Millions of home-alone parents have an unhealthier diet than ever before because their children have left home, a study has found.
After years of eating a healthy, balanced diet to cater for their children, “empty nesters” are now instead turning to ready meals and snacks to get them through the day.
More than half (six in 10) admit to skipping breakfast at least once a week while almost eight in 10 have a day a week where they don’t eat lunch.
Sixty-two per cent of those polled by Seven Seas also admitted regularly ditching a full meal in favour of a piece of toast, packet of crisps or even just a cup of tea or coffee.
And almost one in 10 never sit down to a home-cooked meal, with one in twenty only making an effort to cook something when they have visitors.
No longer needing to worry about what their children eat was among the top reasons for letting their diet slip along with health issues, not feeling as hungry as they used to and living alone.
Seven Seas’ consultant dietitian Helen Bond, said: “Sadly, this research doesn’t surprise me. For years we worry about the meals we serve up for our children, and setting them a good example.

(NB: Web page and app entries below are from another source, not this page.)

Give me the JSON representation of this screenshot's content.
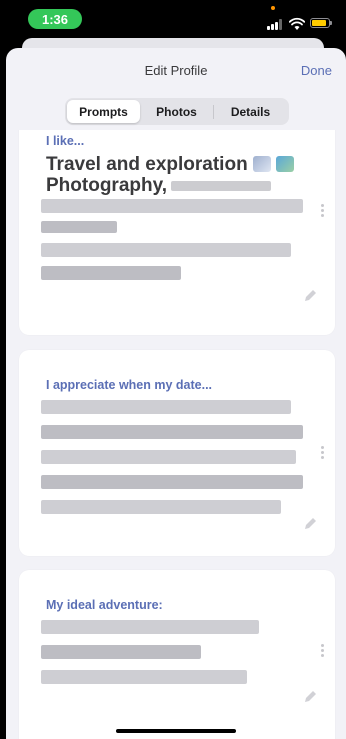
{
  "status": {
    "time": "1:36"
  },
  "nav": {
    "title": "Edit Profile",
    "done": "Done"
  },
  "tabs": [
    {
      "label": "Prompts",
      "active": true
    },
    {
      "label": "Photos",
      "active": false
    },
    {
      "label": "Details",
      "active": false
    }
  ],
  "cards": [
    {
      "question": "I like...",
      "answer_line1": "Travel and exploration",
      "answer_line2": "Photography,"
    },
    {
      "question": "I appreciate when my date..."
    },
    {
      "question": "My ideal adventure:"
    }
  ],
  "colors": {
    "accent": "#5b6fb5",
    "status_green": "#34c759",
    "background": "#f2f2f7"
  },
  "icons": [
    "signal-icon",
    "wifi-icon",
    "battery-icon",
    "more-dots-icon",
    "edit-pencil-icon",
    "airplane-emoji-icon",
    "map-emoji-icon"
  ]
}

“But when the children have left, it seems there are many who struggle to keep their healthy diets going after their offspring have flown the nest.
“The over 60s need to make sure they are eating a healthy balanced diet, skipping meals can mean missing out on essential nutrients including vitamin D and omega-3s.

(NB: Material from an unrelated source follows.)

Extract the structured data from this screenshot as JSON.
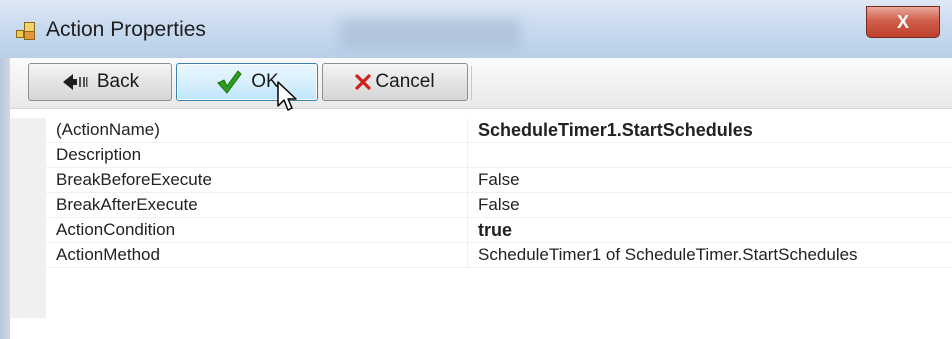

“Both of which are vital for maintaining good health. For this age group it may well be worthwhile to supplement their diet with something which is full of simple goodness such as cod liver oil.

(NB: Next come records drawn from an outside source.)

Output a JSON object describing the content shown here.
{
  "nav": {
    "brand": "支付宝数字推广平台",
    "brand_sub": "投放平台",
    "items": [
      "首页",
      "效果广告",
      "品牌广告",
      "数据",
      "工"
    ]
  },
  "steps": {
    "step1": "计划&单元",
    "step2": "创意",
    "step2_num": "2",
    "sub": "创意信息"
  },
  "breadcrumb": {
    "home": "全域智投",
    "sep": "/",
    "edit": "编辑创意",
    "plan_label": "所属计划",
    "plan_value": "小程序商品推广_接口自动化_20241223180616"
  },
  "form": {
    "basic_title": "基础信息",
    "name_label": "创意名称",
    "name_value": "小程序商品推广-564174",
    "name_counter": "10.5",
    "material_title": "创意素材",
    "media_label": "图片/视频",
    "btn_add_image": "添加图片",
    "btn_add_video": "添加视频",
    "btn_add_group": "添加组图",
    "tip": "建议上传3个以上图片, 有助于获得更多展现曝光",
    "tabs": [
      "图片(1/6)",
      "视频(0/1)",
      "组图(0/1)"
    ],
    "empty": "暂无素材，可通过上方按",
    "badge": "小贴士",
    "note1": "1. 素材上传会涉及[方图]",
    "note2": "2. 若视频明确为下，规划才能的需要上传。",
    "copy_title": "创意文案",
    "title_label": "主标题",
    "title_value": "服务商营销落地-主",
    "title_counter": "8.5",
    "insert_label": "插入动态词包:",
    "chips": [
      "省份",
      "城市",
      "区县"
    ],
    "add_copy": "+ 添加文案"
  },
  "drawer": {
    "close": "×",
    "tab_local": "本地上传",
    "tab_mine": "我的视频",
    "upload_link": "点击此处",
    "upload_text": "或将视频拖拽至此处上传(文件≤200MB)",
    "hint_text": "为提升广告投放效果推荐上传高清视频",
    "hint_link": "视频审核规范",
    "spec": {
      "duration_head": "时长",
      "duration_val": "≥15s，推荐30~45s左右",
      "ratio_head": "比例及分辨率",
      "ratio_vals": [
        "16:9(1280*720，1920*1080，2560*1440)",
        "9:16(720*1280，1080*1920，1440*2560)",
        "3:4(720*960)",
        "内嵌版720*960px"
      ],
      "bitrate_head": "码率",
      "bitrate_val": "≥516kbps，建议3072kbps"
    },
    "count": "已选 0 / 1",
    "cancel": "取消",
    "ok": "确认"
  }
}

“It’s these nutrients that help to replenish our natural resources as we age and may help to protect us from various health issues.
“Worryingly, a large number are skipping meals altogether, with breakfast - the most important meal of the day - the most common meal to drop.
“You don’t always need to have a large home-cooked meal, but it’s important to make sure you get three balanced and varied meals a day to help keep you fit and healthy and living well into old age.”
The study, of 2,000 over 60s, found 43 per cent admit their diet isn’t always that healthy, with 12 per cent going as far as to say their diet is worse now than it was in the past.
One in 10 admit they regularly over-eat, while more than one in 20 go to the other extreme and say they tend to under-eat.
But it also emerged the average empty nester skips two breakfasts, two lunches and one evening meal each week.
On top of that, they also replace one breakfast, two lunches and one dinner with a simple snack instead.
Not being hungry in the mornings is the most common reason for not having a hearty breakfast, along with being happy to settle for a cup of tea or coffee or struggling to get going first thing.
And when it comes to skipping lunch or dinner, a third do so because they simply aren’t always hungry, while 31 per cent say it’s easier to grab a snack instead.
A quarter claims to be too busy to fix something substantial while one in ten find it difficult as they live alone and only have to cook for themselves.
But 48 per cent admit their children flying the nest and leaving home is one of the reasons why they no longer put so much effort into eating a healthy diet at all times.
Another one in 10 say they are too tired to spend lots of time cooking.
It also emerged 51 per cent of over 60s ignore the age old advice of taking cod liver oil, while another 49 per cent don’t take vitamin supplements.
WHAT DO YOU THINK? Are you an empty nester, has your diet worsened since your children left home?